Rep. Henry Waxman (D-Calif.), ranking member on the Government Reform Committee, wants hearings into whether Rove gave Plame’s name to the press in order to damage Wilson’s public credibility.
“The intentional disclosure of a covert CIA agent’s identity would be an act of treason,” Waxman wrote in a letter to Government Reform Chairman Tom Davis (R-Va.) on Monday. Davis turned down two earlier requests by Waxman for hearings on the Plame affair.
Waxman continued: “If there were evidence of such a serious breach during the Clinton Administration, there is no doubt that our Committee would have immediately demanded that the Deputy Chief of Staff testify at a hearing. … For this reason, I am renewing my request that the Committee schedule an immediate hearing at which Mr. Rove is called to testify.”
Sen. Frank Lautenberg (D-N.J.) wants Bush to strip Rove of his security clearance. “The president should immediately suspend Karl Rove’s security clearances and shut him down by shutting him out of classified meetings or discussions,” Lautenberg said.
Personal disdain for Rove runs deep among Democrats on Capitol Hill, and while some party strategists are urging caution on calling for Rove’s ouster while Fitzgerald is still conducting his probe, others want a full-scale effort by their leadership to force him from office.
“Karl Rove has a reputation for stopping at nothing to punish those who disagree with him,” said a senior Senate Democratic staffer. “It’s hard to believe this is what the president’s closest adviser spends his time on when we’re a nation at war, facing record-high debts and more insecurity than ever on the home front. It’s a sad commentary on this White House.”
Scott McClellan, the White House spokesman, faced pointed questioning on Monday from reporters over statements that he had made declaring that Rove and several other senior Bush administration aides were not the source of the Plame leak.
As early as Sept. 16, 2003, McClellan denied that Rove had been the source of the Novak’s information, calling such comments “totally ridiculous.”
And on Oct. 10, 2003, McClellan said he had personally spoken to Rove, Lewis and Abrams about the Plame leak and that all three denied being Novak’s sources. “I spoke with those individuals, as I pointed out, and those individuals assured me they were not involved in this,” McClellan said that day.
At Monday’s press briefing, McClellan refused to answer any questions relating to the Rove revelations.
“This is an ongoing criminal investigation and while that investigation is ongoing, the White House is not going to comment on it,” said McClellan.

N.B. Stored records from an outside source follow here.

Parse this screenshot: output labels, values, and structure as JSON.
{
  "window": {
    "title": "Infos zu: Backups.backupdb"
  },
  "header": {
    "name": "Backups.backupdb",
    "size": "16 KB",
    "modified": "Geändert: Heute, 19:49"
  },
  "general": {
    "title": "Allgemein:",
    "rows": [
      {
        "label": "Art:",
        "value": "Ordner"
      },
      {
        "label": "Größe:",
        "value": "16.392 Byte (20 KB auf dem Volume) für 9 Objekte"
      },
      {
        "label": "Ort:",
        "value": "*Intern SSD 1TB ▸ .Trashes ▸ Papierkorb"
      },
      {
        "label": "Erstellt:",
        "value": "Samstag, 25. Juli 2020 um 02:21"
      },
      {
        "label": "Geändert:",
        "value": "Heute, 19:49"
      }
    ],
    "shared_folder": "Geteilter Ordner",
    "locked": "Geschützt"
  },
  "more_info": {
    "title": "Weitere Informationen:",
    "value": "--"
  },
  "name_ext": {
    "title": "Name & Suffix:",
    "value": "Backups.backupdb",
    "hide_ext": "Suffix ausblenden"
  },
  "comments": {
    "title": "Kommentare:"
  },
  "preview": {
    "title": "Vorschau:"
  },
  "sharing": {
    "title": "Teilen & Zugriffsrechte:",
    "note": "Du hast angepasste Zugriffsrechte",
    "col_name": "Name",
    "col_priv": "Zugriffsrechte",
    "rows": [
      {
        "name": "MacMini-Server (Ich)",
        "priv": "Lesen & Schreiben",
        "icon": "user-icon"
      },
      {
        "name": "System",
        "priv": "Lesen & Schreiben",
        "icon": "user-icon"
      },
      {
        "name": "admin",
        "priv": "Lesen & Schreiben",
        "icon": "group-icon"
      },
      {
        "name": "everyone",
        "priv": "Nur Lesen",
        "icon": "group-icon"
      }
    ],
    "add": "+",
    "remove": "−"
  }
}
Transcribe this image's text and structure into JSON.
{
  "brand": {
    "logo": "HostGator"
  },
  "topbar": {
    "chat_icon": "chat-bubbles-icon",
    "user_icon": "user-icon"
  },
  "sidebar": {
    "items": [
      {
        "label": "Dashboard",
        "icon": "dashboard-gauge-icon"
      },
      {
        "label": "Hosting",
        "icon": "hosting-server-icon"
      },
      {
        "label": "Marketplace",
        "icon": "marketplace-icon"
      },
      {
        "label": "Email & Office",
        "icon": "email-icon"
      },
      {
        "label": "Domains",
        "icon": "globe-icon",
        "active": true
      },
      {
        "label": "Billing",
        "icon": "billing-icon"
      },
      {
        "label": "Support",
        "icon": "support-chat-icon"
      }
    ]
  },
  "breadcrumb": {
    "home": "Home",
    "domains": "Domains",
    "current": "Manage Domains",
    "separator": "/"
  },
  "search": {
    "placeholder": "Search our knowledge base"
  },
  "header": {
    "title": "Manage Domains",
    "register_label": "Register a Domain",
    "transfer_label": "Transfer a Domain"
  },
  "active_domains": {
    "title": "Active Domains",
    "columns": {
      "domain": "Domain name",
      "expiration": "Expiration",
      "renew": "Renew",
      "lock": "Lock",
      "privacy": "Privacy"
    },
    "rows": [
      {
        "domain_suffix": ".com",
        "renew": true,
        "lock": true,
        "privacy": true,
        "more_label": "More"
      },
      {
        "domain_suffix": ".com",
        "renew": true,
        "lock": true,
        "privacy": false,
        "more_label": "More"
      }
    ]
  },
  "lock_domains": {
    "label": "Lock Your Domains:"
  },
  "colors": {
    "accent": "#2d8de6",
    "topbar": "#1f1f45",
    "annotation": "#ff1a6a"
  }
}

Despite a flurry of questions from the assembled reporters, McClellan would not budge from that position, insisting that “no one wants to get to the bottom of this more than the president of the United States.”
Chris Cillizza contributed to this report.